INSTRUCTIONS FOR THE TASK
Scan the entries for lines with the word "this" and copy those lines.

Segment Start: RECORDS

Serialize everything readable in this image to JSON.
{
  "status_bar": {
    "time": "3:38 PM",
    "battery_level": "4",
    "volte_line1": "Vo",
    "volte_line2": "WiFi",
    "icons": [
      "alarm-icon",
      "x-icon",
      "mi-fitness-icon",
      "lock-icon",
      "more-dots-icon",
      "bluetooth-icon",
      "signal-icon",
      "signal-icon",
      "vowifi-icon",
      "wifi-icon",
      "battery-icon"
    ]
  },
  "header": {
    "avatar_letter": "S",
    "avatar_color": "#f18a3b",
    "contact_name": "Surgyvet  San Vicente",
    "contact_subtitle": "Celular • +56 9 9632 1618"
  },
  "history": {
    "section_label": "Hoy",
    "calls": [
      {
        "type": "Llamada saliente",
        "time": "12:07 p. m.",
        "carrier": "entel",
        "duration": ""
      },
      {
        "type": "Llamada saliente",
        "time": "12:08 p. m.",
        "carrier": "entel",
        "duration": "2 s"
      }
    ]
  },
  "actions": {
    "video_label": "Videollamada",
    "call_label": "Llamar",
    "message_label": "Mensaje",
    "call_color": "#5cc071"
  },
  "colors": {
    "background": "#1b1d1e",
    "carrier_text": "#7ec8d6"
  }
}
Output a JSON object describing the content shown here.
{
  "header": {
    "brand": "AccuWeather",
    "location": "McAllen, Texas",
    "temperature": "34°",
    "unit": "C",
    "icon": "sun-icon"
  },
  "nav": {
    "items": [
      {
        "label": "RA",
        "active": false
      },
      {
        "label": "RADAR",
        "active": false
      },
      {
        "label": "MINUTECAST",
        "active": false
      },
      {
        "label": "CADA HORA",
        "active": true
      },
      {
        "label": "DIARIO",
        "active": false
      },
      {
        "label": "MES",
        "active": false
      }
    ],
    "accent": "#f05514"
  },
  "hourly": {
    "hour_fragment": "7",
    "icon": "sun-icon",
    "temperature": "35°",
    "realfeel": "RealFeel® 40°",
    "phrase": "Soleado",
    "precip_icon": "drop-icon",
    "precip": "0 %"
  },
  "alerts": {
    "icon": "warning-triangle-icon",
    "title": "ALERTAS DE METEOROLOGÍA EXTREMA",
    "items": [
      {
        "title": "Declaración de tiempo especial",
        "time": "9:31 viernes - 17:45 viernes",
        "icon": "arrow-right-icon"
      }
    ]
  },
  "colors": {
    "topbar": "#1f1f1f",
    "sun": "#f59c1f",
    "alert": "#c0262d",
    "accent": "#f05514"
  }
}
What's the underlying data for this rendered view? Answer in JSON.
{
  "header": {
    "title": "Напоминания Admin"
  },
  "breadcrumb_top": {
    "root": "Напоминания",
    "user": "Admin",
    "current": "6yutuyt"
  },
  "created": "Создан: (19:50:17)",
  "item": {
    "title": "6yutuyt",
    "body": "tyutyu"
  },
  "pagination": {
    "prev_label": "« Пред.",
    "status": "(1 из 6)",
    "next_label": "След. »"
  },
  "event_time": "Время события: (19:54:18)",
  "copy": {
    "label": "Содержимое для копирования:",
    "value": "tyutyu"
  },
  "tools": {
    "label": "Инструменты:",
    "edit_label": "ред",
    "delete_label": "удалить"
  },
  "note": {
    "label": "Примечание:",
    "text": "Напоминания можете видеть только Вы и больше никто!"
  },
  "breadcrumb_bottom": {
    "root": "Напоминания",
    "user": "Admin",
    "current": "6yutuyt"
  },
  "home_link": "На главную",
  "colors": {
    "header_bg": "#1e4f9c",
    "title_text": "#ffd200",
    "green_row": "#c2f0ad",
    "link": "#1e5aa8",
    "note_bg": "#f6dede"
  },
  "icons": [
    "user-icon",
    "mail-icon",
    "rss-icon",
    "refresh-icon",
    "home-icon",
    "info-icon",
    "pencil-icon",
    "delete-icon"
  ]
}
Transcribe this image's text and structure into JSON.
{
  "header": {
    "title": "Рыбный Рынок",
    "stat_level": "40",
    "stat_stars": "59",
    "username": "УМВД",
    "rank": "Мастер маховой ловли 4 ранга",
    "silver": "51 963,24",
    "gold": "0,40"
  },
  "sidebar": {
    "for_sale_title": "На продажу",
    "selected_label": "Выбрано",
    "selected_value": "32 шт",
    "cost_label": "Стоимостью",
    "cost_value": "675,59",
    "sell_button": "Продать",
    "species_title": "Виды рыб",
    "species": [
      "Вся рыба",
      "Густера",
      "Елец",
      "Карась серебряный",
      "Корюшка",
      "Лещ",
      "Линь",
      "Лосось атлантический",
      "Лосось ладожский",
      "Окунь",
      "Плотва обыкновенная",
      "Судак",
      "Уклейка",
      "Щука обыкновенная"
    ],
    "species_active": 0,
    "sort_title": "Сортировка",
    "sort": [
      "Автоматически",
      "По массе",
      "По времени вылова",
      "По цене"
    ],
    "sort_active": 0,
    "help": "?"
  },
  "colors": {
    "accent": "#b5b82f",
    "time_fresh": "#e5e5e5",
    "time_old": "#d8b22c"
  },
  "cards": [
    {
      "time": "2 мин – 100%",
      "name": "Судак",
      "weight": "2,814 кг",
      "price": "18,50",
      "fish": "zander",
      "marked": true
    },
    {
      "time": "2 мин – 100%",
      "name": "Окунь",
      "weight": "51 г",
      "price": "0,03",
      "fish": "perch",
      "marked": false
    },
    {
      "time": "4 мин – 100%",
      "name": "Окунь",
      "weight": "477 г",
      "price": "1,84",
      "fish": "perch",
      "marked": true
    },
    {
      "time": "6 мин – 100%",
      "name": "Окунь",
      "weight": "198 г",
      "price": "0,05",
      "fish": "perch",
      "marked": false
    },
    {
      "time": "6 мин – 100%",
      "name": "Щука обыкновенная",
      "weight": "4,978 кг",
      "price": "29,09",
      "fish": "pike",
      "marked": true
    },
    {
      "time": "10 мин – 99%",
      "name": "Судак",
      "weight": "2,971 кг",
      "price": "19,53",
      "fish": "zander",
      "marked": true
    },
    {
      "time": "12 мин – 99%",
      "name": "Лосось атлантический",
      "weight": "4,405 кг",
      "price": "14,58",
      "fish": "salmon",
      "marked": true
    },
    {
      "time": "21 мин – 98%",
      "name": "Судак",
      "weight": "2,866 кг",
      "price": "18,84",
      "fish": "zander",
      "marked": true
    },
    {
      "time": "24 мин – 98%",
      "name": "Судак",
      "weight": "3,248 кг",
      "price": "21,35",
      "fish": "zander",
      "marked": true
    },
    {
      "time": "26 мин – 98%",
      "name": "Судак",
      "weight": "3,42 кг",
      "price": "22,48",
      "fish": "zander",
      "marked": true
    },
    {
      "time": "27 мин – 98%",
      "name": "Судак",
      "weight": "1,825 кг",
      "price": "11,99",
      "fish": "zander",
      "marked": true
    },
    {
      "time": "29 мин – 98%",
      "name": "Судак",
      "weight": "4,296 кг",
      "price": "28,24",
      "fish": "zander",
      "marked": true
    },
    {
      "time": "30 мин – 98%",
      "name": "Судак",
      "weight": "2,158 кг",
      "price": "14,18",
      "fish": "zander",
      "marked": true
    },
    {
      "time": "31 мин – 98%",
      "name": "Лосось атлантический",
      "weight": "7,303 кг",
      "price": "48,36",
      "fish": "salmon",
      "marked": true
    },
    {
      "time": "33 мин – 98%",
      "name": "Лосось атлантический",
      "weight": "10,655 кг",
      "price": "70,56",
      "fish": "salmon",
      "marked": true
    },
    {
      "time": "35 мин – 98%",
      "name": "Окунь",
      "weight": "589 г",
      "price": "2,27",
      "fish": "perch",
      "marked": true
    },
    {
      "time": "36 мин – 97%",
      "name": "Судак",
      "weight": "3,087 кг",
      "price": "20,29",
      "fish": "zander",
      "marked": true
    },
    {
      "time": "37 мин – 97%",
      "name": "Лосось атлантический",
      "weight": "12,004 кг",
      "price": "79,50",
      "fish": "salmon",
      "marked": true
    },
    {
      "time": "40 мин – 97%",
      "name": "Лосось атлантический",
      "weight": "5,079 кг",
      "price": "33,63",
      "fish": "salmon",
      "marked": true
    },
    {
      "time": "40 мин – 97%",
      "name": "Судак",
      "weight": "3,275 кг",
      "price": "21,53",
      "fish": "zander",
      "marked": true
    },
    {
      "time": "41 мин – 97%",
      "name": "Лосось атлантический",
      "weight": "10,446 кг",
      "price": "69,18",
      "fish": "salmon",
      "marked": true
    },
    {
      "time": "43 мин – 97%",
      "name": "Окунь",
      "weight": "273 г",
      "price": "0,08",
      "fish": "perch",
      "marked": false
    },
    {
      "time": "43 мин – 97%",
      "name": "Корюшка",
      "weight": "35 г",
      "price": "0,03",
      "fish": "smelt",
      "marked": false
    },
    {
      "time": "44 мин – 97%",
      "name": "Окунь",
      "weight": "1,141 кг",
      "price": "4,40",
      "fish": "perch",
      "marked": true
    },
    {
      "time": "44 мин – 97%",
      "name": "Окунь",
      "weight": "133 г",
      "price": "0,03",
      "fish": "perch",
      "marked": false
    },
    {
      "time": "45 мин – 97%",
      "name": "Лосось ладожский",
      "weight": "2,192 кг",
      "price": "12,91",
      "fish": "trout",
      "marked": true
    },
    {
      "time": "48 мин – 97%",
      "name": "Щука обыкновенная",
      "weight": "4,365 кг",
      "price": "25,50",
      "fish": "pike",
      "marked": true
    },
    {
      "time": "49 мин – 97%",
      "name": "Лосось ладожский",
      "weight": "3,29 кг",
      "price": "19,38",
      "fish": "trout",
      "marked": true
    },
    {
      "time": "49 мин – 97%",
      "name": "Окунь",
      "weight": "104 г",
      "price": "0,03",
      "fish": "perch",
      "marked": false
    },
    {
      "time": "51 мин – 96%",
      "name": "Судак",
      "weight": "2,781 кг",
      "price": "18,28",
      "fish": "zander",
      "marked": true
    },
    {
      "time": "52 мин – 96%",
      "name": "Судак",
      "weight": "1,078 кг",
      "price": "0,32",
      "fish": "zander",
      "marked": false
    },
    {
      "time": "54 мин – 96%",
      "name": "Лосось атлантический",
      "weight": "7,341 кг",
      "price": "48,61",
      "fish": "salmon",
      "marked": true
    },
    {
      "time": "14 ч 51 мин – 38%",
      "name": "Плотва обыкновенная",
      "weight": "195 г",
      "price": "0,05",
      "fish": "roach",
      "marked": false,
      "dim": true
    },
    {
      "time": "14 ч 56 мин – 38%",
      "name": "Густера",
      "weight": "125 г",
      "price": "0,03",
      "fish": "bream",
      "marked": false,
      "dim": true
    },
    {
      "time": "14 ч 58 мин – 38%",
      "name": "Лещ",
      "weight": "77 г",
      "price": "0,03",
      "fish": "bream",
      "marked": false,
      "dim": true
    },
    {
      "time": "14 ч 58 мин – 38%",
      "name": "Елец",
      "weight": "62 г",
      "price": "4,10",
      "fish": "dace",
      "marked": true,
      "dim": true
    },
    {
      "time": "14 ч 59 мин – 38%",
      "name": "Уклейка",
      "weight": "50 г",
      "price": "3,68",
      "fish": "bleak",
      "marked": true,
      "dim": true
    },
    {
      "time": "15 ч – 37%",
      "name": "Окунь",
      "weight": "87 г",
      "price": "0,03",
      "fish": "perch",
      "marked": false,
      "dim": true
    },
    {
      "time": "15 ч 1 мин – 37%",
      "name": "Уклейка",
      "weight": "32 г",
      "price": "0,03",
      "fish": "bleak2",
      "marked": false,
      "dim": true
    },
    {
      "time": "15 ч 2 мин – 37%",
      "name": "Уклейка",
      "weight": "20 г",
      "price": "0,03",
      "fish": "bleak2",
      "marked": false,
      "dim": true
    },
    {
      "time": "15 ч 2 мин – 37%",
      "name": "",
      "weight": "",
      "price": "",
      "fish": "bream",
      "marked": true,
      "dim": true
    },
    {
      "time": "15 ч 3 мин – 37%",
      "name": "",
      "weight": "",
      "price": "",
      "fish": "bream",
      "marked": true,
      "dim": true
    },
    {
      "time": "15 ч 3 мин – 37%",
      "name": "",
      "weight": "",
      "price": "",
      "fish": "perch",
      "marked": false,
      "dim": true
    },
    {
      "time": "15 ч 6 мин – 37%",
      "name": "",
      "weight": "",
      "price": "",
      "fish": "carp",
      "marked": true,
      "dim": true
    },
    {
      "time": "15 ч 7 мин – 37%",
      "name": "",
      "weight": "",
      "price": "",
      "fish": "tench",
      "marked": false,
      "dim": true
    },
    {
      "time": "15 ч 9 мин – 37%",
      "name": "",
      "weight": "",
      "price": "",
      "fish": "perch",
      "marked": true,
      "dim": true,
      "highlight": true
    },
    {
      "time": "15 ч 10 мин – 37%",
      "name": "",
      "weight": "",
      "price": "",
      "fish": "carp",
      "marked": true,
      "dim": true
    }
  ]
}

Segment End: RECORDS

REPLY
Serialize everything readable in this image to JSON.
What's the underlying data for this rendered view? Answer in JSON.
Transcribe this image's text and structure into JSON.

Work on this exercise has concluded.